>>>

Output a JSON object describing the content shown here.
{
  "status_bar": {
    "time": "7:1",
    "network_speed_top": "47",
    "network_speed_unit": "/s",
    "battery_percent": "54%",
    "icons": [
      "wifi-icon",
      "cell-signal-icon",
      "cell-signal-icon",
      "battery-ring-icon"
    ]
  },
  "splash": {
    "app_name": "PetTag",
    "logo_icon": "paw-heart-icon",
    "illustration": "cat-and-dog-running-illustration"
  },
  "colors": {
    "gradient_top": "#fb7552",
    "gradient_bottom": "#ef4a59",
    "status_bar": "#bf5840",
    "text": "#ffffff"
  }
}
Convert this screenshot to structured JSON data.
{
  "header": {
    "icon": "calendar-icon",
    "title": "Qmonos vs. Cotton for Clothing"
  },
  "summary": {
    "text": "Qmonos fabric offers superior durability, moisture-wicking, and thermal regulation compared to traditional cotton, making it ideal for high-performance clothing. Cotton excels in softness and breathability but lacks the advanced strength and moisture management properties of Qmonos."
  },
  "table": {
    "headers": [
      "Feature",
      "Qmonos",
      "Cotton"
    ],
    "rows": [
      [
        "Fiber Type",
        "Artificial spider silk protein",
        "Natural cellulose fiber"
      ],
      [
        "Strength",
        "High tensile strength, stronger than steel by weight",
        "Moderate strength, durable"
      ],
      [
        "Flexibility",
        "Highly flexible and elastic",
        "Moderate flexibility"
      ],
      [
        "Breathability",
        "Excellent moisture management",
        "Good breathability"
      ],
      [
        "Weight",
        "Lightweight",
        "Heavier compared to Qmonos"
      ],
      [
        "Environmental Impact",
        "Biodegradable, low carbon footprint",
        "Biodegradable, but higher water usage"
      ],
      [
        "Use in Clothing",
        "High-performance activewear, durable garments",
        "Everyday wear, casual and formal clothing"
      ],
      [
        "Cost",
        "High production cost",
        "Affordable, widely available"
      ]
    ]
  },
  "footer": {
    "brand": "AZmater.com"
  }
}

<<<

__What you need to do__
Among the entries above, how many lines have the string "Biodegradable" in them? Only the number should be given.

__Written reply__
2